if i am quilting a design and want to use a problem thread -i first stitch the design with water soluble thread in both the needle and the bobbin. then remove my tissue paper or water solublepaper from the top by tearing it away. i don't worryif i lose a few stitches, because they are just temporary anyway, and i can always see enough to tell where the stitching was. once basted with the water soluble, i can then stitch from either the front or the back of the quilt. so if i am using a problem metallic thread, i just put it in the bobbin and sew from the back. or couch it on. then just spritz a bit of water on and gently rub away the basting thread (make sure to use the thin wash away thread- the thick stuff may have to go through several runs of a washing machine cycle to dissolve - which is way too hard .)

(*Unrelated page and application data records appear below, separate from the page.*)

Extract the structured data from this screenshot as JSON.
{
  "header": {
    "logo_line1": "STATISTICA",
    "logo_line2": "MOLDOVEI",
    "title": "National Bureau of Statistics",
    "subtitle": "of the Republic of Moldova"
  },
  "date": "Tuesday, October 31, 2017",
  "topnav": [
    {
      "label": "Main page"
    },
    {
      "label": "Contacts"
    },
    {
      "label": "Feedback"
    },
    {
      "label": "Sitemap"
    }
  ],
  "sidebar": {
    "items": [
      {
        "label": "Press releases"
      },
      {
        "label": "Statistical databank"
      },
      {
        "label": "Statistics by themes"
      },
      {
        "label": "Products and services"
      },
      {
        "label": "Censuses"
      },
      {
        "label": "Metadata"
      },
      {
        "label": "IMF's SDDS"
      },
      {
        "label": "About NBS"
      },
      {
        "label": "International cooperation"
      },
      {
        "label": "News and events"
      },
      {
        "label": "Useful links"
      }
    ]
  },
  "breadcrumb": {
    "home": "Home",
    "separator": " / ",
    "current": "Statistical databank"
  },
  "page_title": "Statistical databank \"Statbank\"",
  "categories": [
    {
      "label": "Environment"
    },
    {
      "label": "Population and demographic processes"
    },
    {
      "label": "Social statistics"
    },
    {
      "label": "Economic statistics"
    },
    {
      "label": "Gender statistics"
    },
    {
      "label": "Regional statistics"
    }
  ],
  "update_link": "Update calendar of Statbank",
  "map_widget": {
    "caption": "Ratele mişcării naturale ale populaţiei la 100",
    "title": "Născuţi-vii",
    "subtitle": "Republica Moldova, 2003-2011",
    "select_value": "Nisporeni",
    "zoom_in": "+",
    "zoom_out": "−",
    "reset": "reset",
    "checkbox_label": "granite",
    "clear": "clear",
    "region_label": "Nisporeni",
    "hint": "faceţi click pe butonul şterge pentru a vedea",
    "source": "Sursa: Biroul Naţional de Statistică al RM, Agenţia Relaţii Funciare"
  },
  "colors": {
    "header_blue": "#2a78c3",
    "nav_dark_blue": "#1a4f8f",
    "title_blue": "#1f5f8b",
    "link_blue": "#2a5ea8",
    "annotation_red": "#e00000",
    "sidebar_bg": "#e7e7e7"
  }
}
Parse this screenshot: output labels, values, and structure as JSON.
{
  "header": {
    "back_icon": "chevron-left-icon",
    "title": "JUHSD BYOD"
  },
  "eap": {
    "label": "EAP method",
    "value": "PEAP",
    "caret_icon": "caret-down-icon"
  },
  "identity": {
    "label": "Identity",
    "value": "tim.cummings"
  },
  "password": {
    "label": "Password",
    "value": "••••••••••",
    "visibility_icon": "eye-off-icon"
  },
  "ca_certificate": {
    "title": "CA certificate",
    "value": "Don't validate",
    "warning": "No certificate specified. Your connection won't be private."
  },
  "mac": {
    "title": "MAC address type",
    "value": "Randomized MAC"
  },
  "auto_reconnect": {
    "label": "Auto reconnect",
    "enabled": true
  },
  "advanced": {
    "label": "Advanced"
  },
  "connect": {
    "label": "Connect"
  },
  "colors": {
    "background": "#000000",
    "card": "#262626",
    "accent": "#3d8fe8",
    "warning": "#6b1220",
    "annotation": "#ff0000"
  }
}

if your machine is shredding rayon embroidery thread, and you are using a large embroidery needle (new needle for every project) then there is a problem somewhere with the machine , because most rayon embroidery threads are fairly strong and smooth and designed to run through the mahcine quickly and easily - could be that last thread guide (bypass it)
could be the tension - check both bobbin and top tension, and lower them.

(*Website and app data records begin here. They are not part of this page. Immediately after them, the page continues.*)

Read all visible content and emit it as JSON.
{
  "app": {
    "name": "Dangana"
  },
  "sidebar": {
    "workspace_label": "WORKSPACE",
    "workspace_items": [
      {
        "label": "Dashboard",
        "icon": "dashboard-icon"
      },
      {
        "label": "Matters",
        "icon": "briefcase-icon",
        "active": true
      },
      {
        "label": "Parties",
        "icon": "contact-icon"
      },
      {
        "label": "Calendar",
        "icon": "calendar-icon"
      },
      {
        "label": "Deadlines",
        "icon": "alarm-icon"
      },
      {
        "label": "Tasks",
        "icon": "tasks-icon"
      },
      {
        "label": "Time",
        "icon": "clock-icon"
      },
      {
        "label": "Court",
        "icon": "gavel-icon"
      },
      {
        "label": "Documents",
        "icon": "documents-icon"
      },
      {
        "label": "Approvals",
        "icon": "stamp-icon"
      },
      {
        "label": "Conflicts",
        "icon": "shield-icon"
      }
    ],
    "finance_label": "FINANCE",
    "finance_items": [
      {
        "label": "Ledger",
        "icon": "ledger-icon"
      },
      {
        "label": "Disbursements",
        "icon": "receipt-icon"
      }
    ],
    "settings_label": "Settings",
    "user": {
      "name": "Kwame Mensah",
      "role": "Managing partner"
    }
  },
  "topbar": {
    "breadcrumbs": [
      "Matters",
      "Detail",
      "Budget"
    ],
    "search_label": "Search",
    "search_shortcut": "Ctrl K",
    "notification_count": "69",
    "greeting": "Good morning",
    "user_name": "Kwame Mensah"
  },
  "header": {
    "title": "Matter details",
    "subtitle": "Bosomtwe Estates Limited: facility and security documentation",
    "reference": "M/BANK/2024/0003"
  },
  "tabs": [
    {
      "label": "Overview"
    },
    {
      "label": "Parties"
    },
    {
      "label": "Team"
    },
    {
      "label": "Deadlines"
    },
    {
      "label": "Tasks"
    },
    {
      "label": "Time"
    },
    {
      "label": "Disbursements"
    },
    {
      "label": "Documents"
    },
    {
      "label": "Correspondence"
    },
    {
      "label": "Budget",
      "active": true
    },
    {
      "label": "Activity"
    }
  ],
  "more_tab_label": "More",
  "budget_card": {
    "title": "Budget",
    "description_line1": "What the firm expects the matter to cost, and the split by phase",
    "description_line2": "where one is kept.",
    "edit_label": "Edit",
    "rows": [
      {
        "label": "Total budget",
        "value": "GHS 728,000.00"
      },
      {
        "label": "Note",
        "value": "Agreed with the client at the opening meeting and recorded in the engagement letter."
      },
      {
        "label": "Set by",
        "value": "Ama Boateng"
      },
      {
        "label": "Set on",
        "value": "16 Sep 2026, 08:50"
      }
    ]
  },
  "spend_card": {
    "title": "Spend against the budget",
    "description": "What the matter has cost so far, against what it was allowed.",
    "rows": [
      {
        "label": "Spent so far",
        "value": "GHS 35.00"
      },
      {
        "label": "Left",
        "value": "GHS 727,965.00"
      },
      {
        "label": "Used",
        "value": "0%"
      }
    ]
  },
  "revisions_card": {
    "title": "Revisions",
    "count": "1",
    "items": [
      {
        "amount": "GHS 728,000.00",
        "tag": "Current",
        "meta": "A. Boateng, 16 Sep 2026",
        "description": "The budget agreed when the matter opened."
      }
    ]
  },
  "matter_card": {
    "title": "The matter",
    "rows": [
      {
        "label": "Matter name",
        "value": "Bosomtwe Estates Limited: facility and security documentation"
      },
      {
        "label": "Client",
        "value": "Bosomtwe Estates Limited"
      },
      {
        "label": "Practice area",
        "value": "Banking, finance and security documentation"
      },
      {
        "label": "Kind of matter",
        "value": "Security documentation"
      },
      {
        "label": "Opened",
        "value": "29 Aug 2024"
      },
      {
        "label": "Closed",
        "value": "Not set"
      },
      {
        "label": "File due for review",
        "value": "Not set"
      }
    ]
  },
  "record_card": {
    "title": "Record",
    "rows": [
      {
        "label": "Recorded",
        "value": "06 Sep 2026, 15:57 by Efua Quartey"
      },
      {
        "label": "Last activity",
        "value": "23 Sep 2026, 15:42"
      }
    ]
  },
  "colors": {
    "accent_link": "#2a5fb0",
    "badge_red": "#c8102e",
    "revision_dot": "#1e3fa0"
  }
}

use the rayon in the bobbin also, or use embroidery bobbin thread, and lower top tension.
and if you have a good machine dealer - take it in with the threads you want to use, and ask for help making the machine adjustments - until it sews happily there, with the threads you want to use . ckquilter
Hi Carol, I have a tip for you to help embroider with metallics without breakage...I worked for Viking for over a year and there was not 1 machine we could embroider on with mettalics without continuous breakage... then I learned this at a local quilt shop.
1) you already know - use a metallic needle - the larger eye is essential to cut down on the friction that can cause breakage....these threads don't need to heat up much to break...
2) get a thread stand for your metallics....one of those tall single thread stands with the heavy bottom. use this with all metallic threads and I set mine far off to the right of my machine...these threads - being made of actual metal - MUST striaghten out and get all the "kinks" out of them BEFORE they enter your machine's thread path. So set it a distance away from from your machine if you can...experiment to see how far you have to go...next to it might be just fine....This has been one of the best investments I have ever made ($15) and has almost completely done away with breakage just by using it.
3) depending on the type of fabric I'm embroidering on with metallic thread, I sometimes lower the tension just a smidgen....experiment with this also...
4) and as the other lady said...embroider SLOWLY...Slowly slowly...
If this doesn't make it possible for you to embroider with all those beautiful metallics then I would take the machine for service and have them pay particular attention to your thread path to be sure there is not a tiny something catching your thread.
it works beautifully for me...